"I feel so incredibly blessed to have them and to be able to do this incredibly tough job of [telling] this story, because to have them there with me it felt a little bit comforting.

"It was never comfortable just because the subject matter it doesn't leave space for that. But, knowing who was there, to me, [made it] a little bit more [comfortable] than maybe something else, by different people who wouldn't have got that."

George Pelecanos Reveals Reason Behind Casting 'The Wire' Stars

Of bringing the two actors back for the new show, Pelecanos said: "I know Jamie outside of work, you know, we're friends. and I know if you only know him as Marlo and you think he's this cold blooded, vicious person, but he's actually closer to Sean Suiter.

"He's a very spiritual soulful guy, and, and we thought he'd be really good in that role. And Darrell had a sort of a personal connection to the subject, he had an uncle who was shot and killed by police.

"And, you know, we welcome all the different types of people with different views that come into something like this. We'd like to collaborate with that. Darrell was fantastic in this role, really good."

Jamie Hector and Darrell Britt-Gibson on their 'We Own This City' characters

Although Suiter passed away in 2017, Hector ensured he did all the research he could to embody the late homicide detective as accurately as possible.

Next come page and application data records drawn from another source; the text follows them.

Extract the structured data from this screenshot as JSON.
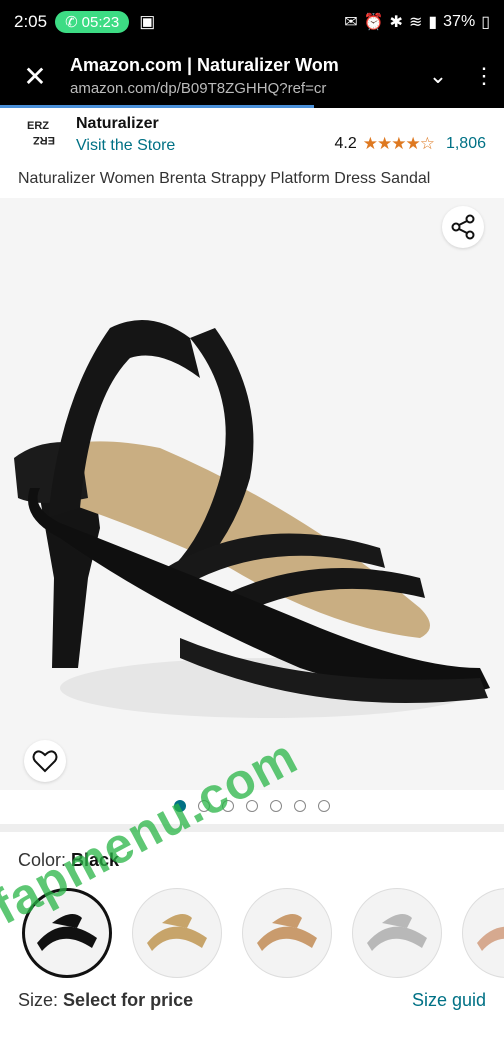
{
  "status_bar": {
    "time": "2:05",
    "call_time": "05:23",
    "battery": "37%"
  },
  "browser": {
    "title": "Amazon.com | Naturalizer Wom",
    "url": "amazon.com/dp/B09T8ZGHHQ?ref=cr"
  },
  "brand": {
    "name": "Naturalizer",
    "store_link": "Visit the Store",
    "logo_text": "ERZ ALIZ"
  },
  "rating": {
    "value": "4.2",
    "stars": "★★★★☆",
    "count": "1,806"
  },
  "product": {
    "title": "Naturalizer Women Brenta Strappy Platform Dress Sandal"
  },
  "gallery": {
    "dot_count": 7,
    "active_index": 0
  },
  "color": {
    "label": "Color:",
    "value": "Black"
  },
  "size": {
    "label": "Size:",
    "value": "Select for price",
    "guide": "Size guid"
  },
  "watermark": "fapmenu.com",
  "colors": {
    "link": "#007185",
    "star": "#de7921",
    "accent": "#4a90d9"
  }
}
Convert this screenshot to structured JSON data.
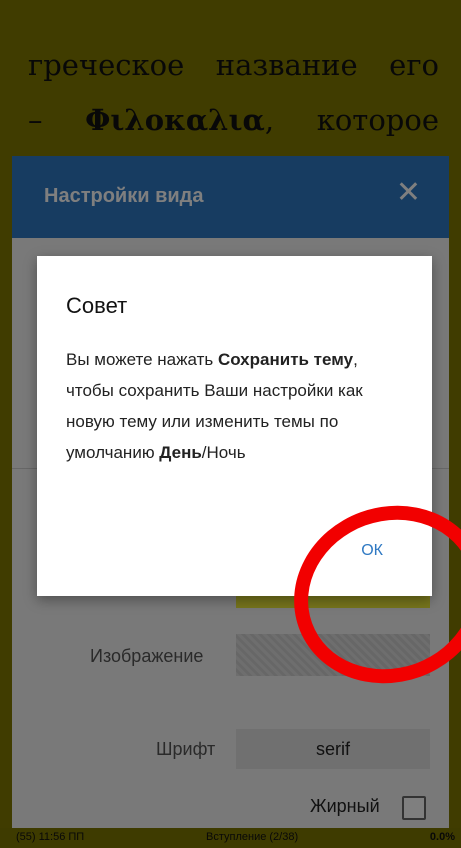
{
  "reader": {
    "line1": [
      "греческое",
      "название",
      "его"
    ],
    "line2_dash": "–",
    "line2_bold": "Φιλοκαλια",
    "line2_comma": ",",
    "line2_end": "которое"
  },
  "settings": {
    "title": "Настройки вида",
    "close_icon": "close-icon",
    "image_label": "Изображение",
    "font_label": "Шрифт",
    "font_value": "serif",
    "bold_label": "Жирный"
  },
  "dialog": {
    "title": "Совет",
    "msg_1": "Вы можете нажать ",
    "msg_bold_1": "Сохранить тему",
    "msg_2": ", чтобы сохранить Ваши настройки как новую тему или изменить темы по умолчанию ",
    "msg_bold_2": "День",
    "msg_3": "/Ночь",
    "ok_label": "ОК"
  },
  "status": {
    "left": "(55) 11:56 ПП",
    "middle": "Вступление (2/38)",
    "right": "0.0%"
  },
  "colors": {
    "reader_bg": "#807800",
    "header_blue": "#2f79c3",
    "annotation_red": "#f20000"
  }
}
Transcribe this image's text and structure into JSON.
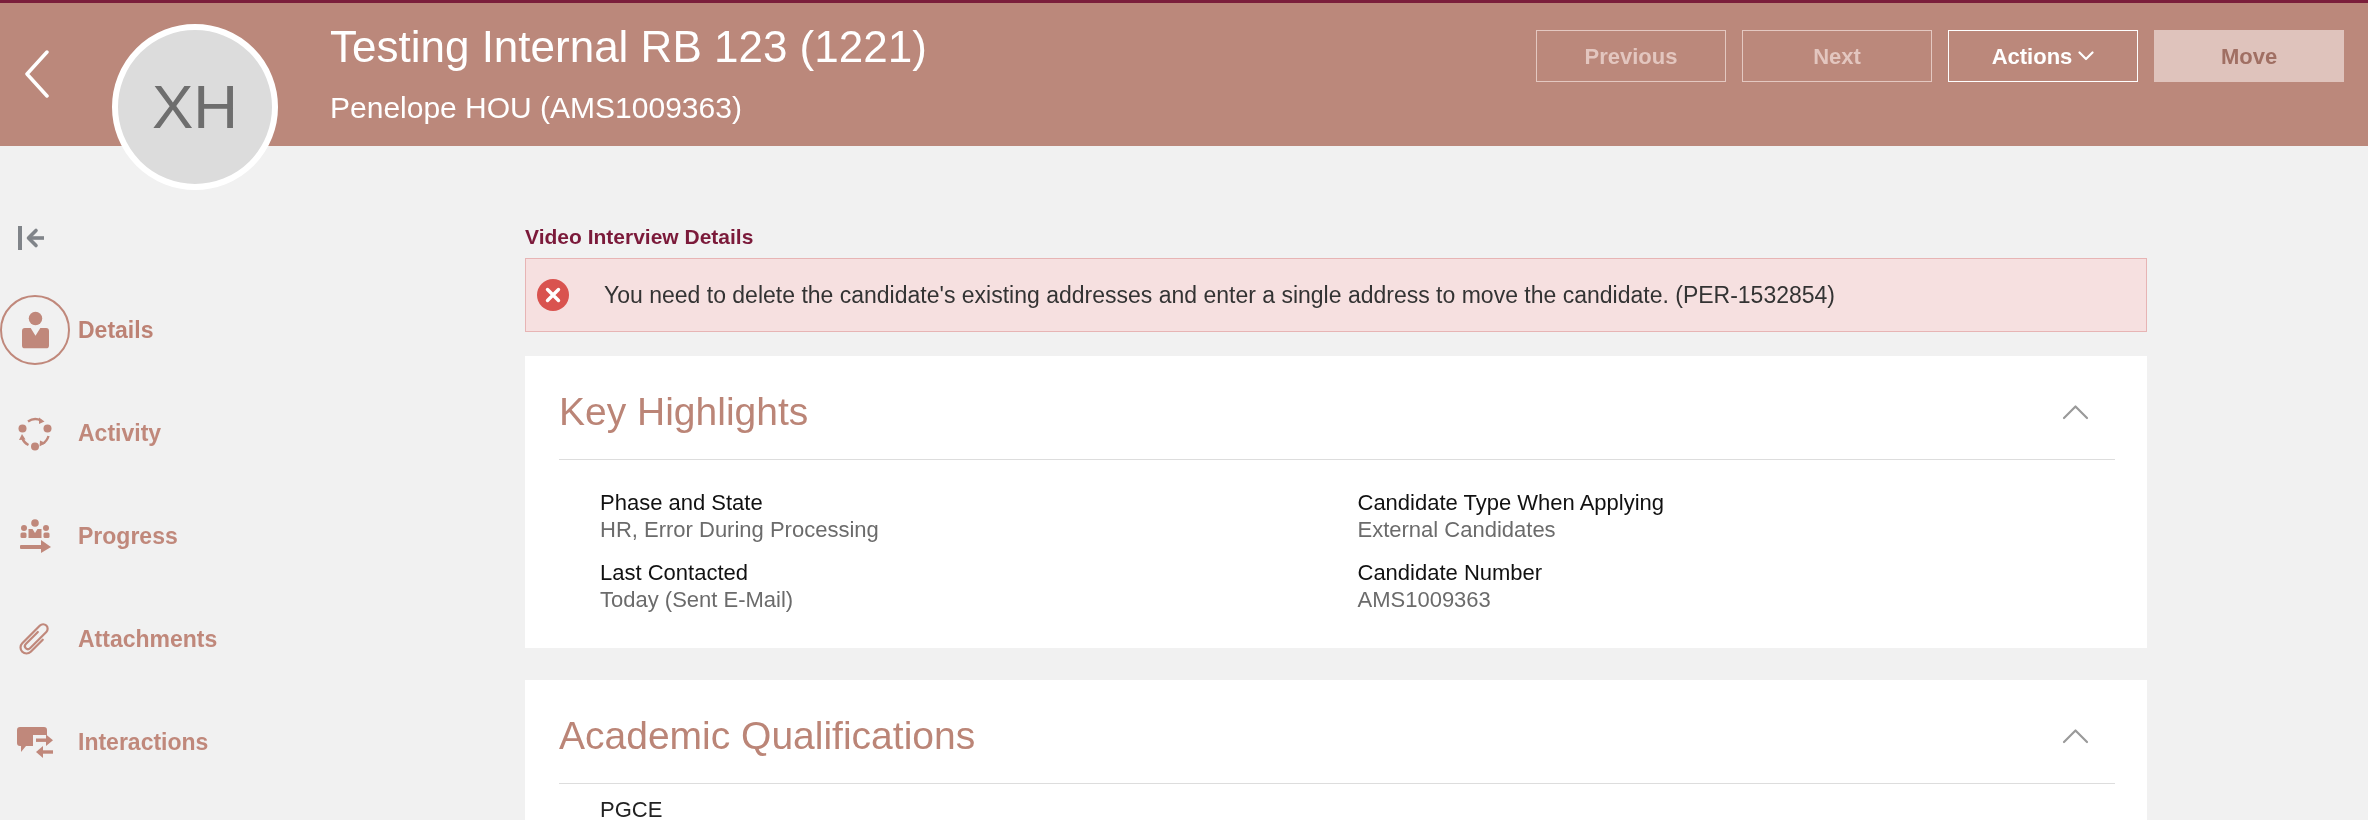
{
  "header": {
    "title": "Testing Internal RB 123 (1221)",
    "subtitle": "Penelope HOU (AMS1009363)",
    "avatar": {
      "initials": "XH"
    },
    "buttons": [
      {
        "label": "Previous",
        "kind": "outline",
        "disabled": true
      },
      {
        "label": "Next",
        "kind": "outline",
        "disabled": true
      },
      {
        "label": "Actions",
        "kind": "menu",
        "disabled": false
      },
      {
        "label": "Move",
        "kind": "solid",
        "disabled": true
      }
    ]
  },
  "sidebar": {
    "items": [
      {
        "label": "Details",
        "selected": true
      },
      {
        "label": "Activity",
        "selected": false
      },
      {
        "label": "Progress",
        "selected": false
      },
      {
        "label": "Attachments",
        "selected": false
      },
      {
        "label": "Interactions",
        "selected": false
      }
    ]
  },
  "section_link": "Video Interview Details",
  "alert": {
    "kind": "error",
    "message": "You need to delete the candidate's existing addresses and enter a single address to move the candidate. (PER-1532854)"
  },
  "sections": [
    {
      "title": "Key Highlights",
      "expanded": true,
      "fields": [
        {
          "label": "Phase and State",
          "value": "HR, Error During Processing"
        },
        {
          "label": "Candidate Type When Applying",
          "value": "External Candidates"
        },
        {
          "label": "Last Contacted",
          "value": "Today (Sent E-Mail)"
        },
        {
          "label": "Candidate Number",
          "value": "AMS1009363"
        }
      ]
    },
    {
      "title": "Academic Qualifications",
      "expanded": true,
      "entries": [
        {
          "title": "PGCE"
        }
      ]
    }
  ]
}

"I spoke to his colleagues, I listened to a lot of his voice, a lot of videos of his relationship with his children, with his grandkids, with his wife, with his colleagues, and we just had hours of conversation," Hector reflected. "Even our consultant on set Andres [Severino, a detective in the Baltimore police department], he also worked with Sean.

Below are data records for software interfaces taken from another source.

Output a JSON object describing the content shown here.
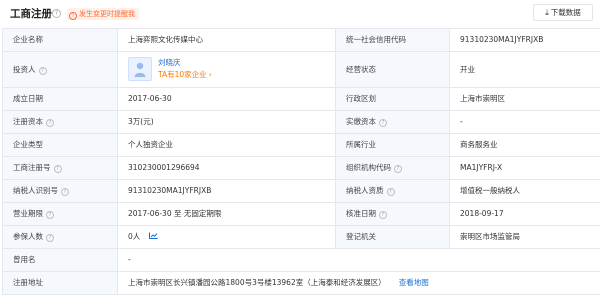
{
  "header": {
    "title": "工商注册",
    "help_icon": "help-circle-icon",
    "alert_label": "发生变更时提醒我",
    "alert_icon": "alert-circle-icon",
    "download_label": "下载数据",
    "download_icon": "download-arrow-icon"
  },
  "rows": {
    "name_label": "企业名称",
    "name_value": "上海弈熙文化传媒中心",
    "credit_label": "统一社会信用代码",
    "credit_value": "91310230MA1JYFRJXB",
    "investor_label": "投资人",
    "investor_name": "刘晓庆",
    "investor_companies": "TA有10家企业",
    "investor_arrow": "›",
    "status_label": "经营状态",
    "status_value": "开业",
    "founded_label": "成立日期",
    "founded_value": "2017-06-30",
    "region_label": "行政区划",
    "region_value": "上海市崇明区",
    "capital_label": "注册资本",
    "capital_value": "3万(元)",
    "paid_label": "实缴资本",
    "paid_value": "-",
    "type_label": "企业类型",
    "type_value": "个人独资企业",
    "industry_label": "所属行业",
    "industry_value": "商务服务业",
    "regno_label": "工商注册号",
    "regno_value": "310230001296694",
    "orgcode_label": "组织机构代码",
    "orgcode_value": "MA1JYFRJ-X",
    "taxid_label": "纳税人识别号",
    "taxid_value": "91310230MA1JYFRJXB",
    "taxqual_label": "纳税人资质",
    "taxqual_value": "增值税一般纳税人",
    "term_label": "营业期限",
    "term_value": "2017-06-30 至 无固定期限",
    "approve_label": "核准日期",
    "approve_value": "2018-09-17",
    "insured_label": "参保人数",
    "insured_value": "0人",
    "regauth_label": "登记机关",
    "regauth_value": "崇明区市场监管局",
    "former_label": "曾用名",
    "former_value": "-",
    "address_label": "注册地址",
    "address_value": "上海市崇明区长兴镇潘园公路1800号3号楼13962室（上海泰和经济发展区）",
    "address_link": "查看地图"
  }
}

"[I spoke to] civilians that knew him, they had several names for him; I think they called him 'red', they called him 'face.' It was about learning and then trying to figure out the reason why they called him those things, I had a great deal of information that I gathered about him."

Britt-Gibson, meanwhile, shared that he didn't want to approach the real-life Rayam, who is currently serving a 12-year prison sentence, because he "could care less" about what the officer thought. He was more focused on the people he had harmed.

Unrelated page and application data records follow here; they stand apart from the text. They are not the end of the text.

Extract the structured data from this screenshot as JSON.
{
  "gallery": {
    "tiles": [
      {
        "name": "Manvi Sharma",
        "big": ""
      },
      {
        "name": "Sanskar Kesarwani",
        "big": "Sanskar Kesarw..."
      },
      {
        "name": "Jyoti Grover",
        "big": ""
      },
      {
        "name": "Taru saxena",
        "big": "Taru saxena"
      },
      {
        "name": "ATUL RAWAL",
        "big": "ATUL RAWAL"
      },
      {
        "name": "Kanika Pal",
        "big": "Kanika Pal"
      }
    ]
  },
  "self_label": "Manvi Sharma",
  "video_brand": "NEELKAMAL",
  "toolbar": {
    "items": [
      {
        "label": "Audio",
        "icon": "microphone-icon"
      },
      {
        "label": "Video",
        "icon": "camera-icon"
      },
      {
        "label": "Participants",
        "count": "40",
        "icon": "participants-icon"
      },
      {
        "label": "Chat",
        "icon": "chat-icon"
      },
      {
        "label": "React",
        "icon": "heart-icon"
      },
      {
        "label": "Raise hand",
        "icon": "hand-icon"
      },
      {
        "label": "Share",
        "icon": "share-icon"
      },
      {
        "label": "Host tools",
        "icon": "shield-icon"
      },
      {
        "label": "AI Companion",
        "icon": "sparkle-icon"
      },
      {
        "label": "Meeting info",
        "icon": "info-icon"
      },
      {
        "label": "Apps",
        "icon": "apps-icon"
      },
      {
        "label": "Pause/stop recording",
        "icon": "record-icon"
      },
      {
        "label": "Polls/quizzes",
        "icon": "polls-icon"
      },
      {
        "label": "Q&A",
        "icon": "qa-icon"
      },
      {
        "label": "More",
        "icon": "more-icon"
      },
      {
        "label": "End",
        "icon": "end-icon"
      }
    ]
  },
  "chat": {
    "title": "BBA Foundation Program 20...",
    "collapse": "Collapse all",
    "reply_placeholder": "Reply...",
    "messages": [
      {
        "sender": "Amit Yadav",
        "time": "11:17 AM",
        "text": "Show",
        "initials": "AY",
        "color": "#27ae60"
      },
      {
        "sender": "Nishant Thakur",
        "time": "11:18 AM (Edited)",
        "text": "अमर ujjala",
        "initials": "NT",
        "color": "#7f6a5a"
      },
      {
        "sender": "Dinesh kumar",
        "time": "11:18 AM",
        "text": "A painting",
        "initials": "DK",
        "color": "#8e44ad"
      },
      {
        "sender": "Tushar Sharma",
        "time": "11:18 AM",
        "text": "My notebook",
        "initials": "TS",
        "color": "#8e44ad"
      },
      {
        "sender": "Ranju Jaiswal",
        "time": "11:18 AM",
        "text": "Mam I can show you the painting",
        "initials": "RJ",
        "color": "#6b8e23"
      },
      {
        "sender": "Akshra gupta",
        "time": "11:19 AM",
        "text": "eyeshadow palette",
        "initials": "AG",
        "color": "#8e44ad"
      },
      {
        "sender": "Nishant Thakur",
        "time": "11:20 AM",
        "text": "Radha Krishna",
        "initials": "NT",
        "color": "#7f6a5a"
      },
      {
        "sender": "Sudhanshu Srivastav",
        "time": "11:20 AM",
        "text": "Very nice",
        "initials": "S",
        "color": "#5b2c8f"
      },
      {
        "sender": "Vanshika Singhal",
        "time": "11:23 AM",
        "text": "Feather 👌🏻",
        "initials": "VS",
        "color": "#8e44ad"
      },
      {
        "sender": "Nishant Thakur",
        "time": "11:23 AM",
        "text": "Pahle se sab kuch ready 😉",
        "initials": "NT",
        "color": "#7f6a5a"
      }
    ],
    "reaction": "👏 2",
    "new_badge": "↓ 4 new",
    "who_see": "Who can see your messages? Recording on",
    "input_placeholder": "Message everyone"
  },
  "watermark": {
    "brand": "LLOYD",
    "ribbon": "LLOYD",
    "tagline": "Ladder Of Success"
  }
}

"I had so many people to lean on, so many conversations that I was able to have," Britt-Gibson explained. "It breaks your heart every time you hear one of these stories, but you sit and you listen, because you want to make sure that you're telling their story... Baltimore is still hurting from what this group of men did, and they are going to be hurting for a long time."

Simon concurred with this, sharing how the GTTF scandal reflects a much larger issue: The War on Drugs.

"Nothing good is going to happen in the dynamic policing America until we abandon the Drug War, until we walk away from that disease, that 50-year disaster that has done nothing but brutalize neighbourhoods, brutalized people, brutalized families," Simon said.

"It hasn't had any effect at all on the purity or the availability of any single drug, ever, hasn't achieved anything other than to drive an incredible wedge between law enforcement and the people that need to be policed, and need to live in American cities. It's destroyed everything it's touched."

He added: "That, to me, was the power of the piece... It's like we have one last chance to hammer a few more nails into this, it was the argument of The Wire. It's still the argument."

We Own This City premieres Monday, April 25 at 9 p.m. on HBO.

We Own This City
Jon Bernthal and Jamie Hector Wayne Jenkins and Sean Suiter in "We Own This City." Paul Schiraldi/HBO